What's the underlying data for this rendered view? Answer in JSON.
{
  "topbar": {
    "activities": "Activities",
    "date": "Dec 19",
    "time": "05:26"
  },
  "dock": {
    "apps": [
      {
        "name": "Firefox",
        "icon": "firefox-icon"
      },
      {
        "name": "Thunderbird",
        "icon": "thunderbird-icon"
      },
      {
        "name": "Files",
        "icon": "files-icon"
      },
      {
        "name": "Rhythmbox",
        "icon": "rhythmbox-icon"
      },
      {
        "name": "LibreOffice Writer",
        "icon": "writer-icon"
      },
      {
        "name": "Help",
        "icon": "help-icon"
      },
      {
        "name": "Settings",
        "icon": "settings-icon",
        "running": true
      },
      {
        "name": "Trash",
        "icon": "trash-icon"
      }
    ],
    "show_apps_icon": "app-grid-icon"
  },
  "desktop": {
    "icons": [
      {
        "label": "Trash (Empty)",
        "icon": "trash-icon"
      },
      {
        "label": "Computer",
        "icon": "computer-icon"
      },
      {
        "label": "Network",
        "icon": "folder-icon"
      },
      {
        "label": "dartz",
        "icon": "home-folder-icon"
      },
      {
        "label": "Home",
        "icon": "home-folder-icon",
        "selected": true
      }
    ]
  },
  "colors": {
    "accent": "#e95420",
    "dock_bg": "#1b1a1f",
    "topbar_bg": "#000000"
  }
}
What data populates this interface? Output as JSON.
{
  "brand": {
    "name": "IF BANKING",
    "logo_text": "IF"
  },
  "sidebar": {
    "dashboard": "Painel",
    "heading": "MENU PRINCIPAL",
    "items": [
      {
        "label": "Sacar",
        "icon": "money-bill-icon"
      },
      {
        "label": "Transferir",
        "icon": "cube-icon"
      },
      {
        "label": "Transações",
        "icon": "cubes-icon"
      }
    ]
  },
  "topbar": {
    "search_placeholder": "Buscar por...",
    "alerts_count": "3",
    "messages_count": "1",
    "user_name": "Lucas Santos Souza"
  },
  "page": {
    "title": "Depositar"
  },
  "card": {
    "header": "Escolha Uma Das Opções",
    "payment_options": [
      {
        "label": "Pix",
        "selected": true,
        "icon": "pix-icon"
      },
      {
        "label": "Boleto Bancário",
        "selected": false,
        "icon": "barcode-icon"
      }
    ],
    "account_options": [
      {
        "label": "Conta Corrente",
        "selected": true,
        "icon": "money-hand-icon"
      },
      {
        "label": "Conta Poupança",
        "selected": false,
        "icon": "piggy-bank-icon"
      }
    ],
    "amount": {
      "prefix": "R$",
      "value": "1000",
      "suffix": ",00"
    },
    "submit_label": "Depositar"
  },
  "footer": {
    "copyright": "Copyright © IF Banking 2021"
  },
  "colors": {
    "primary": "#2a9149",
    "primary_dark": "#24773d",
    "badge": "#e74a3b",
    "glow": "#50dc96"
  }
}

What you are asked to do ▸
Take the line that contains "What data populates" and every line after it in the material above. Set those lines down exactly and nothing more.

Final answer ▸
What data populates this interface? Output as JSON.
{
  "brand": {
    "name": "IF BANKING",
    "logo_text": "IF"
  },
  "sidebar": {
    "dashboard": "Painel",
    "heading": "MENU PRINCIPAL",
    "items": [
      {
        "label": "Sacar",
        "icon": "money-bill-icon"
      },
      {
        "label": "Transferir",
        "icon": "cube-icon"
      },
      {
        "label": "Transações",
        "icon": "cubes-icon"
      }
    ]
  },
  "topbar": {
    "search_placeholder": "Buscar por...",
    "alerts_count": "3",
    "messages_count": "1",
    "user_name": "Lucas Santos Souza"
  },
  "page": {
    "title": "Depositar"
  },
  "card": {
    "header": "Escolha Uma Das Opções",
    "payment_options": [
      {
        "label": "Pix",
        "selected": true,
        "icon": "pix-icon"
      },
      {
        "label": "Boleto Bancário",
        "selected": false,
        "icon": "barcode-icon"
      }
    ],
    "account_options": [
      {
        "label": "Conta Corrente",
        "selected": true,
        "icon": "money-hand-icon"
      },
      {
        "label": "Conta Poupança",
        "selected": false,
        "icon": "piggy-bank-icon"
      }
    ],
    "amount": {
      "prefix": "R$",
      "value": "1000",
      "suffix": ",00"
    },
    "submit_label": "Depositar"
  },
  "footer": {
    "copyright": "Copyright © IF Banking 2021"
  },
  "colors": {
    "primary": "#2a9149",
    "primary_dark": "#24773d",
    "badge": "#e74a3b",
    "glow": "#50dc96"
  }
}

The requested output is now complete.